◆ Exercise directions:
Be exact. Print each record as it stands.

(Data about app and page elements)
______________________________

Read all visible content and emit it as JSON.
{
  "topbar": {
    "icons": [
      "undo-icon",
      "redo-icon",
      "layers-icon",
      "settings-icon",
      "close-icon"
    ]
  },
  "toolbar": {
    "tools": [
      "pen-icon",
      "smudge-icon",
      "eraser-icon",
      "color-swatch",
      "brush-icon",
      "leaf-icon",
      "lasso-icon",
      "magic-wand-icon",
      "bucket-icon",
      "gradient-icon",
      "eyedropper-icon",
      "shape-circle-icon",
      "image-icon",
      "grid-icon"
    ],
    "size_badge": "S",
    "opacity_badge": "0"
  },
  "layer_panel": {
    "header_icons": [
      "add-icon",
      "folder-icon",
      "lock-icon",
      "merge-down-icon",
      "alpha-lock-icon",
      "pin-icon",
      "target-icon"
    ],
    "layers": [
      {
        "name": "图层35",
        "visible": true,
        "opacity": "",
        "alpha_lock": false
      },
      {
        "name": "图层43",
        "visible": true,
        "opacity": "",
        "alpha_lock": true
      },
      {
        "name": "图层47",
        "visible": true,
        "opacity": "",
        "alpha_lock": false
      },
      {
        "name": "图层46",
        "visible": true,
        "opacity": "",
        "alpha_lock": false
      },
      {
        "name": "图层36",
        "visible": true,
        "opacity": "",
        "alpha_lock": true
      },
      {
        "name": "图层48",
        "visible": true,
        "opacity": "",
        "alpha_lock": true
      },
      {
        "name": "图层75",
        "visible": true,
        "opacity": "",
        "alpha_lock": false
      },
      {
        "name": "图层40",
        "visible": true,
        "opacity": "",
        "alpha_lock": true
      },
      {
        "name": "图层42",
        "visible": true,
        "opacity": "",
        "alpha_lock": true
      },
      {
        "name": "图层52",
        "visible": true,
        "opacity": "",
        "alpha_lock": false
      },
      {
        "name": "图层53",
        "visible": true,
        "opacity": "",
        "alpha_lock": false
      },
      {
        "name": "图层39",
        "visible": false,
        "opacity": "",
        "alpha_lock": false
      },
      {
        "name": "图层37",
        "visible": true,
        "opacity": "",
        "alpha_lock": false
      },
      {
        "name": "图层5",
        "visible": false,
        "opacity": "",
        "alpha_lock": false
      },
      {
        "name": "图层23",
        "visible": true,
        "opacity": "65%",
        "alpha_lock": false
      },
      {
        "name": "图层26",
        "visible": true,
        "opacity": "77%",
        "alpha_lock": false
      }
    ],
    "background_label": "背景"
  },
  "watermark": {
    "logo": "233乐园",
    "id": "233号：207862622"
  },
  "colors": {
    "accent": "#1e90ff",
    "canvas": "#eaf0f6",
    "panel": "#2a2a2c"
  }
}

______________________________

◆ Reply to the exercise:
Read all visible content and emit it as JSON.
{
  "topbar": {
    "icons": [
      "undo-icon",
      "redo-icon",
      "layers-icon",
      "settings-icon",
      "close-icon"
    ]
  },
  "toolbar": {
    "tools": [
      "pen-icon",
      "smudge-icon",
      "eraser-icon",
      "color-swatch",
      "brush-icon",
      "leaf-icon",
      "lasso-icon",
      "magic-wand-icon",
      "bucket-icon",
      "gradient-icon",
      "eyedropper-icon",
      "shape-circle-icon",
      "image-icon",
      "grid-icon"
    ],
    "size_badge": "S",
    "opacity_badge": "0"
  },
  "layer_panel": {
    "header_icons": [
      "add-icon",
      "folder-icon",
      "lock-icon",
      "merge-down-icon",
      "alpha-lock-icon",
      "pin-icon",
      "target-icon"
    ],
    "layers": [
      {
        "name": "图层35",
        "visible": true,
        "opacity": "",
        "alpha_lock": false
      },
      {
        "name": "图层43",
        "visible": true,
        "opacity": "",
        "alpha_lock": true
      },
      {
        "name": "图层47",
        "visible": true,
        "opacity": "",
        "alpha_lock": false
      },
      {
        "name": "图层46",
        "visible": true,
        "opacity": "",
        "alpha_lock": false
      },
      {
        "name": "图层36",
        "visible": true,
        "opacity": "",
        "alpha_lock": true
      },
      {
        "name": "图层48",
        "visible": true,
        "opacity": "",
        "alpha_lock": true
      },
      {
        "name": "图层75",
        "visible": true,
        "opacity": "",
        "alpha_lock": false
      },
      {
        "name": "图层40",
        "visible": true,
        "opacity": "",
        "alpha_lock": true
      },
      {
        "name": "图层42",
        "visible": true,
        "opacity": "",
        "alpha_lock": true
      },
      {
        "name": "图层52",
        "visible": true,
        "opacity": "",
        "alpha_lock": false
      },
      {
        "name": "图层53",
        "visible": true,
        "opacity": "",
        "alpha_lock": false
      },
      {
        "name": "图层39",
        "visible": false,
        "opacity": "",
        "alpha_lock": false
      },
      {
        "name": "图层37",
        "visible": true,
        "opacity": "",
        "alpha_lock": false
      },
      {
        "name": "图层5",
        "visible": false,
        "opacity": "",
        "alpha_lock": false
      },
      {
        "name": "图层23",
        "visible": true,
        "opacity": "65%",
        "alpha_lock": false
      },
      {
        "name": "图层26",
        "visible": true,
        "opacity": "77%",
        "alpha_lock": false
      }
    ],
    "background_label": "背景"
  },
  "watermark": {
    "logo": "233乐园",
    "id": "233号：207862622"
  },
  "colors": {
    "accent": "#1e90ff",
    "canvas": "#eaf0f6",
    "panel": "#2a2a2c"
  }
}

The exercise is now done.